=== Work request ===
Output every entry exactly as written, but omit the pictures.

(Dataset rows describing interfaces)
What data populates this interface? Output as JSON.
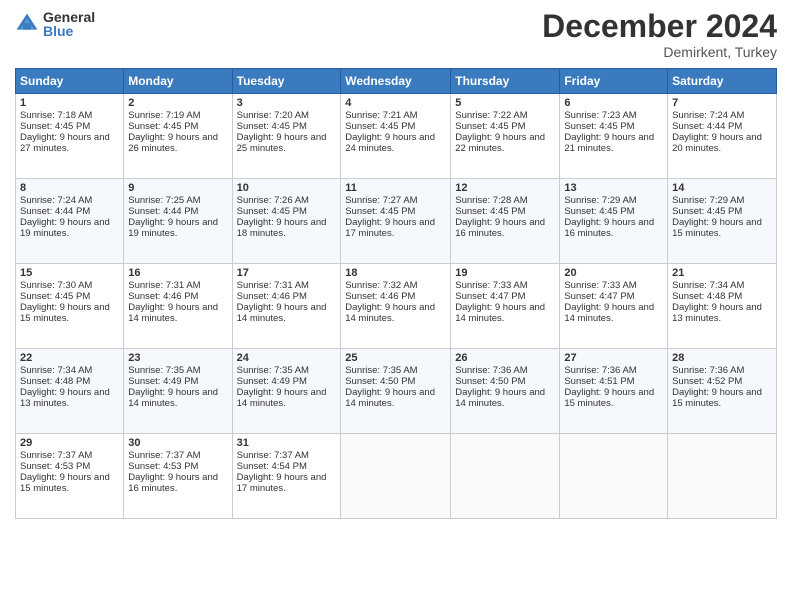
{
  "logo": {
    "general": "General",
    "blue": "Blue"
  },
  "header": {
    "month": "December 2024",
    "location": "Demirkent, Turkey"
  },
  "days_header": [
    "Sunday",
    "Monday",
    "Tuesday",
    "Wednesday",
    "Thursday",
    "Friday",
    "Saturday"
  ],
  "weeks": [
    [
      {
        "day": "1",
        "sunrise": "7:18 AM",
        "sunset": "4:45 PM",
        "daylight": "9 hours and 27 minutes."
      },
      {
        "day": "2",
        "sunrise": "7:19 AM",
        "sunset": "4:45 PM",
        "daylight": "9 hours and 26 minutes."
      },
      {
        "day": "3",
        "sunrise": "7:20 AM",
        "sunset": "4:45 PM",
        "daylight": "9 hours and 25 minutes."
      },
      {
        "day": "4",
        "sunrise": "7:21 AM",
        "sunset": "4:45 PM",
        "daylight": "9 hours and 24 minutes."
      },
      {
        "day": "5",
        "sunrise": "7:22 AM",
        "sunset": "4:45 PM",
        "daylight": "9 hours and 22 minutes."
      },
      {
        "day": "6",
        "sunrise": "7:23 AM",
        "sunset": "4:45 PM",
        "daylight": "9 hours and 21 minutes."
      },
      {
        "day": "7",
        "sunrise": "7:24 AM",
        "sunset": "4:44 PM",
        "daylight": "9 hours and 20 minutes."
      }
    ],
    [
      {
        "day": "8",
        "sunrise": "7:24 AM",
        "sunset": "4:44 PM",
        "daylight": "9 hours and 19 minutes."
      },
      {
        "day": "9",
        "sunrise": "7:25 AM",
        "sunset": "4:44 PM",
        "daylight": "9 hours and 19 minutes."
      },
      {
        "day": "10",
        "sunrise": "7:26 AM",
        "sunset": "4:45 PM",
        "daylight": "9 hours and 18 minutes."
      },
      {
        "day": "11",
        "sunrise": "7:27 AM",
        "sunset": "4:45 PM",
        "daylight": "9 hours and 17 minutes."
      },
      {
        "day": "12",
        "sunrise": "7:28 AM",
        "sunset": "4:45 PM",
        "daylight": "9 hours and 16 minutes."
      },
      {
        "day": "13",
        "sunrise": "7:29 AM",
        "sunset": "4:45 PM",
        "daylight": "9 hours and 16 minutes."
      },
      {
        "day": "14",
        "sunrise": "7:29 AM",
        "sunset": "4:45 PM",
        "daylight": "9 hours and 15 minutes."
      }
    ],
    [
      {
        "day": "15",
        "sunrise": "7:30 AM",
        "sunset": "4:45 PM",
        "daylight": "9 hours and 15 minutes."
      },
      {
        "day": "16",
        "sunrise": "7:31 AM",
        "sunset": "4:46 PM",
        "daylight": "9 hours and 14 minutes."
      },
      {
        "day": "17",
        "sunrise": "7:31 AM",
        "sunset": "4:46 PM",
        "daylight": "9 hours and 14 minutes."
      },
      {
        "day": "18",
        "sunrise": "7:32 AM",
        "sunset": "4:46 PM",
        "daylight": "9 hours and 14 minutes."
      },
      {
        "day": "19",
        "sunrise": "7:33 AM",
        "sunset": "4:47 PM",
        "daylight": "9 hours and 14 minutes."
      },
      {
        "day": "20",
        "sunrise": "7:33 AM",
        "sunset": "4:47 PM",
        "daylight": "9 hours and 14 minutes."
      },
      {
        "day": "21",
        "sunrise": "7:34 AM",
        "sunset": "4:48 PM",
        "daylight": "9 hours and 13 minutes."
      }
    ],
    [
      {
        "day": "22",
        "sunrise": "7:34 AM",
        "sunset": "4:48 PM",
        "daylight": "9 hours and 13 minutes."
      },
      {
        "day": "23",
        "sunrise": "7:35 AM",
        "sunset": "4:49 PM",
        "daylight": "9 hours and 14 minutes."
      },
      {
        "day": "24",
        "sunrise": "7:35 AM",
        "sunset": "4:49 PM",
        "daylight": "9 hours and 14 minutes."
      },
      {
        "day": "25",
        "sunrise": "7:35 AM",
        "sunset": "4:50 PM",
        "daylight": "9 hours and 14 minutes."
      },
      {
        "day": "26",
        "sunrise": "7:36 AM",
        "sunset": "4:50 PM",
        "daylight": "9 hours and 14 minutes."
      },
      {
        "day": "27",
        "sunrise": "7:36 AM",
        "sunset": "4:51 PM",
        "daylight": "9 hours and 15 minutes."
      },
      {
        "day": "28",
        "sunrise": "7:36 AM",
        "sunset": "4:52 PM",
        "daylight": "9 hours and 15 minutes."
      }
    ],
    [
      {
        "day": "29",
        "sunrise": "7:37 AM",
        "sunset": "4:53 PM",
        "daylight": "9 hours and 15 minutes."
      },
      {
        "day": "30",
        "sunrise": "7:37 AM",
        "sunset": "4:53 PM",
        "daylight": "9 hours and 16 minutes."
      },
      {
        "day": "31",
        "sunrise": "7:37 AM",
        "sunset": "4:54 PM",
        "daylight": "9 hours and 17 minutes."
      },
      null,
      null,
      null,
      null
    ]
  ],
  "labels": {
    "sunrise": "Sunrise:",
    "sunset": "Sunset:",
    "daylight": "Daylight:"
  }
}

=== Answer to this problem ===
What data populates this interface? Output as JSON.
{
  "logo": {
    "general": "General",
    "blue": "Blue"
  },
  "header": {
    "month": "December 2024",
    "location": "Demirkent, Turkey"
  },
  "days_header": [
    "Sunday",
    "Monday",
    "Tuesday",
    "Wednesday",
    "Thursday",
    "Friday",
    "Saturday"
  ],
  "weeks": [
    [
      {
        "day": "1",
        "sunrise": "7:18 AM",
        "sunset": "4:45 PM",
        "daylight": "9 hours and 27 minutes."
      },
      {
        "day": "2",
        "sunrise": "7:19 AM",
        "sunset": "4:45 PM",
        "daylight": "9 hours and 26 minutes."
      },
      {
        "day": "3",
        "sunrise": "7:20 AM",
        "sunset": "4:45 PM",
        "daylight": "9 hours and 25 minutes."
      },
      {
        "day": "4",
        "sunrise": "7:21 AM",
        "sunset": "4:45 PM",
        "daylight": "9 hours and 24 minutes."
      },
      {
        "day": "5",
        "sunrise": "7:22 AM",
        "sunset": "4:45 PM",
        "daylight": "9 hours and 22 minutes."
      },
      {
        "day": "6",
        "sunrise": "7:23 AM",
        "sunset": "4:45 PM",
        "daylight": "9 hours and 21 minutes."
      },
      {
        "day": "7",
        "sunrise": "7:24 AM",
        "sunset": "4:44 PM",
        "daylight": "9 hours and 20 minutes."
      }
    ],
    [
      {
        "day": "8",
        "sunrise": "7:24 AM",
        "sunset": "4:44 PM",
        "daylight": "9 hours and 19 minutes."
      },
      {
        "day": "9",
        "sunrise": "7:25 AM",
        "sunset": "4:44 PM",
        "daylight": "9 hours and 19 minutes."
      },
      {
        "day": "10",
        "sunrise": "7:26 AM",
        "sunset": "4:45 PM",
        "daylight": "9 hours and 18 minutes."
      },
      {
        "day": "11",
        "sunrise": "7:27 AM",
        "sunset": "4:45 PM",
        "daylight": "9 hours and 17 minutes."
      },
      {
        "day": "12",
        "sunrise": "7:28 AM",
        "sunset": "4:45 PM",
        "daylight": "9 hours and 16 minutes."
      },
      {
        "day": "13",
        "sunrise": "7:29 AM",
        "sunset": "4:45 PM",
        "daylight": "9 hours and 16 minutes."
      },
      {
        "day": "14",
        "sunrise": "7:29 AM",
        "sunset": "4:45 PM",
        "daylight": "9 hours and 15 minutes."
      }
    ],
    [
      {
        "day": "15",
        "sunrise": "7:30 AM",
        "sunset": "4:45 PM",
        "daylight": "9 hours and 15 minutes."
      },
      {
        "day": "16",
        "sunrise": "7:31 AM",
        "sunset": "4:46 PM",
        "daylight": "9 hours and 14 minutes."
      },
      {
        "day": "17",
        "sunrise": "7:31 AM",
        "sunset": "4:46 PM",
        "daylight": "9 hours and 14 minutes."
      },
      {
        "day": "18",
        "sunrise": "7:32 AM",
        "sunset": "4:46 PM",
        "daylight": "9 hours and 14 minutes."
      },
      {
        "day": "19",
        "sunrise": "7:33 AM",
        "sunset": "4:47 PM",
        "daylight": "9 hours and 14 minutes."
      },
      {
        "day": "20",
        "sunrise": "7:33 AM",
        "sunset": "4:47 PM",
        "daylight": "9 hours and 14 minutes."
      },
      {
        "day": "21",
        "sunrise": "7:34 AM",
        "sunset": "4:48 PM",
        "daylight": "9 hours and 13 minutes."
      }
    ],
    [
      {
        "day": "22",
        "sunrise": "7:34 AM",
        "sunset": "4:48 PM",
        "daylight": "9 hours and 13 minutes."
      },
      {
        "day": "23",
        "sunrise": "7:35 AM",
        "sunset": "4:49 PM",
        "daylight": "9 hours and 14 minutes."
      },
      {
        "day": "24",
        "sunrise": "7:35 AM",
        "sunset": "4:49 PM",
        "daylight": "9 hours and 14 minutes."
      },
      {
        "day": "25",
        "sunrise": "7:35 AM",
        "sunset": "4:50 PM",
        "daylight": "9 hours and 14 minutes."
      },
      {
        "day": "26",
        "sunrise": "7:36 AM",
        "sunset": "4:50 PM",
        "daylight": "9 hours and 14 minutes."
      },
      {
        "day": "27",
        "sunrise": "7:36 AM",
        "sunset": "4:51 PM",
        "daylight": "9 hours and 15 minutes."
      },
      {
        "day": "28",
        "sunrise": "7:36 AM",
        "sunset": "4:52 PM",
        "daylight": "9 hours and 15 minutes."
      }
    ],
    [
      {
        "day": "29",
        "sunrise": "7:37 AM",
        "sunset": "4:53 PM",
        "daylight": "9 hours and 15 minutes."
      },
      {
        "day": "30",
        "sunrise": "7:37 AM",
        "sunset": "4:53 PM",
        "daylight": "9 hours and 16 minutes."
      },
      {
        "day": "31",
        "sunrise": "7:37 AM",
        "sunset": "4:54 PM",
        "daylight": "9 hours and 17 minutes."
      },
      null,
      null,
      null,
      null
    ]
  ],
  "labels": {
    "sunrise": "Sunrise:",
    "sunset": "Sunset:",
    "daylight": "Daylight:"
  }
}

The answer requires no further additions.